In addition to inflammation, a key component of ALI in sepsis is the disruption of the vascular endothelium barrier, leading to increased microvascular permeability and generation of protein-rich pulmonary edema. Our studies showed that disabling Sigma1R augmented EC permeability, whereas activating Sigma1R protected against EC permeability in response to thrombin. Our data were further substantiated when EC barrier disruption caused by human septic plasma was protected in the presence of PRE-084. These observations are in line with earlier studies in human dermal lymphatic endothelial cells (HDLECs) and human umbilical vein endothelial cells (HUVECs), where Sig1R is shown to be protective against endothelial barrier disruption through its ability to enhance glycolytic energy production [52,53]. Furthermore, since Ca2+ plays a critical role in intracellular signaling and is a critical mediator of EC permeability, we also tested the ability of Sigma1R to control Ca2+ signaling in EC. Our data showed that thrombin-induced Ca2+ release from the ER was attenuated upon the activation of Sig1R by PRE-084, whereas the inactivation of Sig1R showed no effect on the above response. Thus, the Ca2+ released from the ER, in turn, activates downstream signaling to engage stromal-interaction molecule 1 (STIM1), an ER-localized Ca2+ sensor protein, Orai1 or TRPC (transient receptor potential canonical) channels, and thereby promotes Ca2+ entry. Studies have associated Sig1R with Ca2+ signaling, both at the level of Ca2+ release from ER and Ca2+ entry through the regulation of ion channels . However, it remains to be addressed whether Sig1R mediates Ca2+ signaling in ECs via IP3R and STIM1 (STIM-Orai or STIM-TRPC1/4/6).
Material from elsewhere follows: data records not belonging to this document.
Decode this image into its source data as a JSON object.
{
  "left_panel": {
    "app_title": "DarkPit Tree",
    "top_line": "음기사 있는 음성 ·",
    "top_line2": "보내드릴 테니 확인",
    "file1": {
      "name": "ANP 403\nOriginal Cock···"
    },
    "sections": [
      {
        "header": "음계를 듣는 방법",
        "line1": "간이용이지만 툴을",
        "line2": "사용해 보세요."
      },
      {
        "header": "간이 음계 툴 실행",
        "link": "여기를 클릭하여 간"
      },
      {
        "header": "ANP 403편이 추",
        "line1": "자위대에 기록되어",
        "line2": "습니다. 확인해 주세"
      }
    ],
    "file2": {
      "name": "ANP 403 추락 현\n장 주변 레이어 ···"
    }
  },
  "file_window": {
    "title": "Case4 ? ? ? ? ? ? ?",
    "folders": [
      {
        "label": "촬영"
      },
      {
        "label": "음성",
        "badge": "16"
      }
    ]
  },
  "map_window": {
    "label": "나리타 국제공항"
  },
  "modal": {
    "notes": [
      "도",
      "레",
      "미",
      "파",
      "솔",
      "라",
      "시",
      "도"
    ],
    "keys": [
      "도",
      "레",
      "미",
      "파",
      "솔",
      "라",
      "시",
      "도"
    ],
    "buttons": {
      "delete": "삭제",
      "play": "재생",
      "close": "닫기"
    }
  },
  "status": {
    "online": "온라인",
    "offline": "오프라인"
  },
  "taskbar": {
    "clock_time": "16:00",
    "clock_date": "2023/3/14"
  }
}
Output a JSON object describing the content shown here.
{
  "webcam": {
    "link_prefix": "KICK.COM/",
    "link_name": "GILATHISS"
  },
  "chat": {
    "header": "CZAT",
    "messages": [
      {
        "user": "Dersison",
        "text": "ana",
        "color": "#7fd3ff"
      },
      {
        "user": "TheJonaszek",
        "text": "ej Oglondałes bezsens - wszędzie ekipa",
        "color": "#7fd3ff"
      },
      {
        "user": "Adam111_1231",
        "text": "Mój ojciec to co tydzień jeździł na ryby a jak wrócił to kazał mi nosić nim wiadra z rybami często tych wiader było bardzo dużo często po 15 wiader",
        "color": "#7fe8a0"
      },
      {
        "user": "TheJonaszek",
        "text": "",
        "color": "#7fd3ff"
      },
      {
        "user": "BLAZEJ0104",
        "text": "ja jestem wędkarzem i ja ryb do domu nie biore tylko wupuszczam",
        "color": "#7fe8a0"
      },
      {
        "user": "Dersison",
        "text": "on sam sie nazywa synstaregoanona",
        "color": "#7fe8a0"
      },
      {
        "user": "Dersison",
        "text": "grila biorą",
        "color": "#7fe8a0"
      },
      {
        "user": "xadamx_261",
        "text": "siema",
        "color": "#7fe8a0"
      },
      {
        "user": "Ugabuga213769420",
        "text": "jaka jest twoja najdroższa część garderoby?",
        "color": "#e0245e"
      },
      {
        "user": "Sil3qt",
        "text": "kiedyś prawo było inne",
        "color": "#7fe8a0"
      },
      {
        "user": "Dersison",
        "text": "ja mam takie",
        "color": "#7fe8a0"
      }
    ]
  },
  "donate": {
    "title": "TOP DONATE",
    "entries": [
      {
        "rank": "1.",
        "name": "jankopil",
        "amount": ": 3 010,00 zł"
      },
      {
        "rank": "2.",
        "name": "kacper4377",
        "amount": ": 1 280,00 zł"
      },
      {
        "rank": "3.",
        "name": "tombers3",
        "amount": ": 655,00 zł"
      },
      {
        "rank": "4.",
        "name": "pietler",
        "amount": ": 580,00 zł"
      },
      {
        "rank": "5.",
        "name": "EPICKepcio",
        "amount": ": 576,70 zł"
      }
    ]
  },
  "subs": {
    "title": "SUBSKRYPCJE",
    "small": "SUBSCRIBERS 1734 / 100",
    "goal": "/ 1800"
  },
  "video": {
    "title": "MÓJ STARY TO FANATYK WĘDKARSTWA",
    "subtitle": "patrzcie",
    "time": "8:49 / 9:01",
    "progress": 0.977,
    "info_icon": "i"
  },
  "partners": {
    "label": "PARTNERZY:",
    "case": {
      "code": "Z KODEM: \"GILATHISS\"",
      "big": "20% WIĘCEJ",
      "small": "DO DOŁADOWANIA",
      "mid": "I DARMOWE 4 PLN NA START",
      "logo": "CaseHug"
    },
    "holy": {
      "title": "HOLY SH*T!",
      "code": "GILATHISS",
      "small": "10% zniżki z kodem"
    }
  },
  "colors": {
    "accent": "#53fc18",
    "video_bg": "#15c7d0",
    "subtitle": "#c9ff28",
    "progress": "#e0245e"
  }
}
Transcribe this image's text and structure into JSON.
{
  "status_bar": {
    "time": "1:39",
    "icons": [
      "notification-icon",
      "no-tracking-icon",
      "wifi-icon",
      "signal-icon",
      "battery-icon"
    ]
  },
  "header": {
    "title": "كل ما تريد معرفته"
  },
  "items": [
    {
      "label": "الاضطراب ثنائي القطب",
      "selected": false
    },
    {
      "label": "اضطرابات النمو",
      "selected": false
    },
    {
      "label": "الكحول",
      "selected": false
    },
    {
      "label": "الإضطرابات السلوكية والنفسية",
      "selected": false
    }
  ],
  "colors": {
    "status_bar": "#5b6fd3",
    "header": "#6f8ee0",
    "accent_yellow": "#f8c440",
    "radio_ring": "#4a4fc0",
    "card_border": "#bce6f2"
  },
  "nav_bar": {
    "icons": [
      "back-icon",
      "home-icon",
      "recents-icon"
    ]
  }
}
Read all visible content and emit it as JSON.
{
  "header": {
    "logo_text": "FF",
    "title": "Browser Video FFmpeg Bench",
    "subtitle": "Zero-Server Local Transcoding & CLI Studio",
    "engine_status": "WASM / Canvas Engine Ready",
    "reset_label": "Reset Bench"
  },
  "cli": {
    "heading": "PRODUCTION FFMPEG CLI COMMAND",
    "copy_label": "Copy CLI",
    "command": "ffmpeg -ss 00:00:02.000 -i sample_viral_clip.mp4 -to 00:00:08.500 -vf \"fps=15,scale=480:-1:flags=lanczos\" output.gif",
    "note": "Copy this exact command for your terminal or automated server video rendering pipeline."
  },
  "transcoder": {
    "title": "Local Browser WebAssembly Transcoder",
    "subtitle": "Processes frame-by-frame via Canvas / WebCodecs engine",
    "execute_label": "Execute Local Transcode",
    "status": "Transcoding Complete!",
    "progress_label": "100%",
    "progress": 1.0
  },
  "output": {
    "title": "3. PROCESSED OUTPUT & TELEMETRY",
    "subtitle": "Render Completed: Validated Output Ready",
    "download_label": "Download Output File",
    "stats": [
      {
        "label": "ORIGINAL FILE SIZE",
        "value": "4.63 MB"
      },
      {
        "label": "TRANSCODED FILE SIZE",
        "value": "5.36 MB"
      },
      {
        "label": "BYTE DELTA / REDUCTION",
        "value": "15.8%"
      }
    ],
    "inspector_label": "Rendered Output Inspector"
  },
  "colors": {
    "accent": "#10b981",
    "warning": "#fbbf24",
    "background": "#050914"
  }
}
In summary, our integrated in vitro and in vivo studies identify the critical role of Sig1R in limiting EC inflammation and permeability associated with ALI and support the idea that targeting Sig1R for its activation could prove a viable therapeutic strategy against ALI in sepsis.